* What is needed *
Check every line below for the word "reactions" and show those that hold it.

* Data section *
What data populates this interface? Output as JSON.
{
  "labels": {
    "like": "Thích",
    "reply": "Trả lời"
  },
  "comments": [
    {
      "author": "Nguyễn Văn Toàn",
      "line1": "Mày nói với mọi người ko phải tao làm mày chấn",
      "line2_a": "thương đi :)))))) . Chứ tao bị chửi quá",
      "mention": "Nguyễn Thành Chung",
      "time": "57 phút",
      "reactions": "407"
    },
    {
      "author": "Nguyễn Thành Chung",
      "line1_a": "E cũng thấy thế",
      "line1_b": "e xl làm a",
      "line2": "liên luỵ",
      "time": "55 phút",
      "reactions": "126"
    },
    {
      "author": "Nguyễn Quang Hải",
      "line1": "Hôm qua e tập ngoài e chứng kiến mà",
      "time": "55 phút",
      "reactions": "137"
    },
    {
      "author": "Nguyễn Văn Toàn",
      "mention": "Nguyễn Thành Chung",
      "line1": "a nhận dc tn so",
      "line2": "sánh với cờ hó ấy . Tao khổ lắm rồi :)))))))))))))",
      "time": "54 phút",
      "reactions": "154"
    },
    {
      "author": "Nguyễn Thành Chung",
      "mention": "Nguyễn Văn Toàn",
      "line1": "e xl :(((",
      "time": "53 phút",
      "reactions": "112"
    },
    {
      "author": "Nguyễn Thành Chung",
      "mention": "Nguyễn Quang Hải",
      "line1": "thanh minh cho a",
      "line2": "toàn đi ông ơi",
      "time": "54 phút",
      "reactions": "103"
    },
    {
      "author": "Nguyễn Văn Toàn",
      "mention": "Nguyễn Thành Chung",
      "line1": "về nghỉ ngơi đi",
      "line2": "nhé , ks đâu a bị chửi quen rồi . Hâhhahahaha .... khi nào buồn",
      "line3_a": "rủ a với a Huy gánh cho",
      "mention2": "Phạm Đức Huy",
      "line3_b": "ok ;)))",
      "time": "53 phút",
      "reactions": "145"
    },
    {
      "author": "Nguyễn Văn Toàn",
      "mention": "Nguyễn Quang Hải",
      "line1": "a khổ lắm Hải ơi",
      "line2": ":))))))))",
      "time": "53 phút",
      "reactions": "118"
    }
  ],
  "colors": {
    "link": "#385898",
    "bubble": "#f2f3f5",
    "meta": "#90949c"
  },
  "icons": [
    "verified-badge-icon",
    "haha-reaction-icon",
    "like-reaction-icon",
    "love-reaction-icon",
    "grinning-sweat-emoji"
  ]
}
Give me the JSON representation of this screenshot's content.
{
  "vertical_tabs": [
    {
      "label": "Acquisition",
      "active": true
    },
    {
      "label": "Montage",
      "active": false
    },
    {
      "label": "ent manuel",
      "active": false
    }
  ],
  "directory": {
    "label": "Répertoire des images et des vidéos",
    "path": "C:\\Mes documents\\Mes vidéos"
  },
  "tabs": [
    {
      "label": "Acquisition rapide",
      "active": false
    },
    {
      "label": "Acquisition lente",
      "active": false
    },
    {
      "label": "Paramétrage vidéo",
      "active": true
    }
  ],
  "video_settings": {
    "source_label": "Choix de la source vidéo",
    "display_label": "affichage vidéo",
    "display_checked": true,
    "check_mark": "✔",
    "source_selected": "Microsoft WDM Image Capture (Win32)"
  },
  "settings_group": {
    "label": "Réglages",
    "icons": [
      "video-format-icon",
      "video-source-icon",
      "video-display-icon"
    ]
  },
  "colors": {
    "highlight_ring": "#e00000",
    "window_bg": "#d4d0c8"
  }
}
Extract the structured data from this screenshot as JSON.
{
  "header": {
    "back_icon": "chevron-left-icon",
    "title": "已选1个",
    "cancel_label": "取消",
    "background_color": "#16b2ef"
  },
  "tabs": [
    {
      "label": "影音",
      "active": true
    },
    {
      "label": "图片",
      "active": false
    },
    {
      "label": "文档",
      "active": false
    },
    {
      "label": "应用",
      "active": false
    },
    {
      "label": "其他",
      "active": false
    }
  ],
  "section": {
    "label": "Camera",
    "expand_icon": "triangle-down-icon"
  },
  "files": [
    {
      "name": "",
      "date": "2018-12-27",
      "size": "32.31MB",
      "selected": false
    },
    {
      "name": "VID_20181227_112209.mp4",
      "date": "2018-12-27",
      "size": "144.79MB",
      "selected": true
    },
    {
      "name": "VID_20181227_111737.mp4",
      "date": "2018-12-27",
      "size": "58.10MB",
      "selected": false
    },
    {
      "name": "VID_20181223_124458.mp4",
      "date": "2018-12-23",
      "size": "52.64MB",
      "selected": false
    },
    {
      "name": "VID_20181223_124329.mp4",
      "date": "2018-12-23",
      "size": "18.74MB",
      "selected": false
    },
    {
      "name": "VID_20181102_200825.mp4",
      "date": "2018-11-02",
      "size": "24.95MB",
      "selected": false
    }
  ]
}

* Exercise answer *
      "reactions": "407"
      "reactions": "126"
      "reactions": "137"
      "reactions": "154"
      "reactions": "112"
      "reactions": "103"
      "reactions": "145"
      "reactions": "118"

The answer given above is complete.